If you would like, you can always come to any TechneTitle office in person and we can physically deliver the wiring instructions to you. Please see this link for more information on wire fraud.

I need to wire to TechneTitle… where can I get that information?

For security reasons, we do not post our incoming wire instructions online. To obtain these, please contact us.

Please note that we will never change our wiring instructions.

If you are asked to send your wire to a different place, it is most likely a scam. Always verify that you have the correct wiring instructions before sending your funds. The easiest way to verify the correct wiring instructions is to call our office from an independently verified phone number prior to sending the wire and our staff will be happy to verify the instructions are correct.

How do I know if I need to wire?

You almost certainly will.

Any time a closing transaction requires funds to be brought in to closing, anything in excess of $10,000 must be wired. Few transactions fall under this $10,000 threshold.

Can't I just use Paypal or Western Union?


Wire transactions must drawn on an account at a federally insured bank or credit union.

Do I need to reference anything on my wire?

In the reference section of your Wire, please include TechneTitle’s file number or the address of the property involved in your transaction. Failure to include this information may cause the Wire to be delayed or rejected by our bank and additional fees may be charged by your bank.

What do I need to receive my proceeds via wire?

If you intend to receive your proceeds via wire, please advise our office prior to closing. You will need to bring the following information to closing:

  1. Bank Name

  2. Bank’s ABA Routing Number

  3. Customer’s Name on the Account

  4. Account Number

Are there any fees charged for a wire transfer?

TechneTitle does not charge a fee to receive incoming wires.

TechneTitle does charge a $30 fee to send outgoing wires for proceeds from a sale.

Your bank may or may not charge you a fee for initiating the wire transaction or receiving an incoming wire. Typical wire fees range from $15-$40 per wire.

Alternatively, no fee is charged to receive your sale proceeds via check. Disbursing proceeds via a corporate check out of our escrow account is TechneTitle’s default method. If you receive your proceeds via check, please ensure that all payees on the check endorse the back of the check properly. Our bank will reject improperly deposited checks.

Is my ABA Routing number the same as on my check?

Maybe. It can be, but is not always the same.

Often banks have different routing numbers for ABA transactions than ACH Transactions. Typically the routing number on your checks will be for an ACH transaction. If you need to provide wiring instructions to TechneTitle, you should consult with your bank to confirm that the routing number is an ABA routing number.

Can you send my funds to an international bank?

No. For safety purposes, TechneTitle’s policy is to only send wire transfers to a domestic bank within the United States.

We will not wire funds to an international account. If you need to get your money to an international bank, you must do so outside of our transaction.

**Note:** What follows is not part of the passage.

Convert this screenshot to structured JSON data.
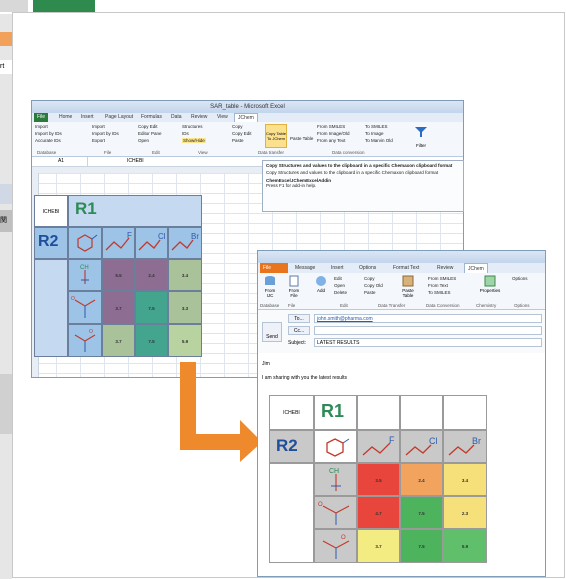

I need my proceeds wired to another title company.

We often receive requests to wire proceeds from a sale to another title company (often for another closing).

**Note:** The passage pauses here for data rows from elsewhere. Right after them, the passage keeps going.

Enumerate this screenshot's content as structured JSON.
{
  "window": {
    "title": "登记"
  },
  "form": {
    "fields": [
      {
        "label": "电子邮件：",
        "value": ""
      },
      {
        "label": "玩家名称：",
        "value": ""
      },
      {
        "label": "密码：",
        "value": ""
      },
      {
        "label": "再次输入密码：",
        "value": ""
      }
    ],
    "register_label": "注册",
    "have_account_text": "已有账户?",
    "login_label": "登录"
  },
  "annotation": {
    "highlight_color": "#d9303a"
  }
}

We can accomplish this, but ask you to have the title company provide you a copy of their wiring instructions.

Furthermore, please advise our office before closing that you will be requesting this, and advise whether then entire proceeds are to be wired, or just a certain sum of the proceeds are to be wired. We will include this as a line-item on the settlement statement and will have you fill out a form at closing.